PrivateKey pvt = ...; # see above Cipher cipher = Cipher.getInstance("RSA/ECB/PKCS1Padding"); cipher.init(Cipher.ENCRYPT_MODE, pvt); try (FileInputStream in = new FileInputStream(inFile); FileOutputStream out = new FileOutputStream(encFile)) { processFile(ci, in, out); }

The static method **processFile()** is defined as follows:

static private void processFile(Cipher ci,InputStream in,OutputStream out) throws javax.crypto.IllegalBlockSizeException, javax.crypto.BadPaddingException, java.io.IOException { byte[] ibuf = new byte[1024]; int len; while ((len = in.read(ibuf)) != -1) { byte[] obuf = ci.update(ibuf, 0, len); if ( obuf != null ) out.write(obuf); } byte[] obuf = ci.doFinal(); if ( obuf != null ) out.write(obuf); }

## 7. Decrypting an Encrypted File

Once we obtain the file encrypted with the private key, we can decrypt it using the public key. The process is similar and shown below. We write the decrypted data to an output file for verification (called **verFile** below).

PublicKey pub = ...; # see above Cipher cipher = Cipher.getInstance("RSA/ECB/PKCS1Padding"); cipher.init(Cipher.DECRYPT_MODE, pub); try (FileInputStream in = new FileInputStream(encFile); FileOutputStream out = new FileOutputStream(verFile)) { processFile(ci, in, out); }

And that’s all there is to it. Or is there more?

## 8. Verifying the Output

Let us now run a couple of tests to check that the encryption and decryption proceeded correctly. We use the following simple test file:

$ cat hello.txt hello world

Let us look at the encrypted output (partial):

$ cat hello.txt.enc cmrTzYCFsdgYZfsjbyyjdUIrIw...

Now the verify-file:

$ cat hello.txt.ver hello world

So the file has been decrypted properly.

Let us now try a larger file, about 500kb in size. However, on encryption, we encounter the following error:

Exception in thread "main" javax.crypto.IllegalBlockSizeException: Data must not be longer than 245 bytes at com.sun.crypto.provider.RSACipher.doFinal(RSACipher.java:344) at com.sun.crypto.provider.RSACipher.engineDoFinal(RSACipher.java:389) ...

RSA can only work with data less than 245 bytes? What ….?!?

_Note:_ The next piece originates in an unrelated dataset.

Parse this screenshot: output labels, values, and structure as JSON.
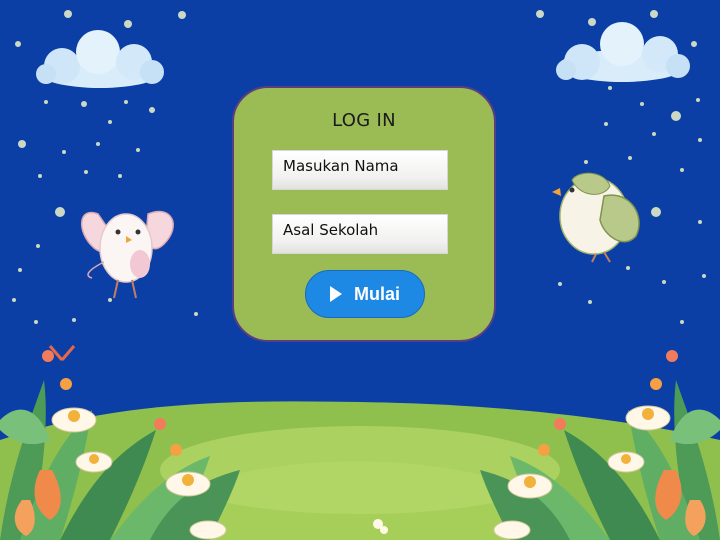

Well, it so happens that asymmetric encryption has good performance only for small sizes. For larger sizes, we need to combine RSA encryption with a symmetric encryption algorithm such as AES. We cover this in the next part of the article.

Here is the source code referenced in this blog post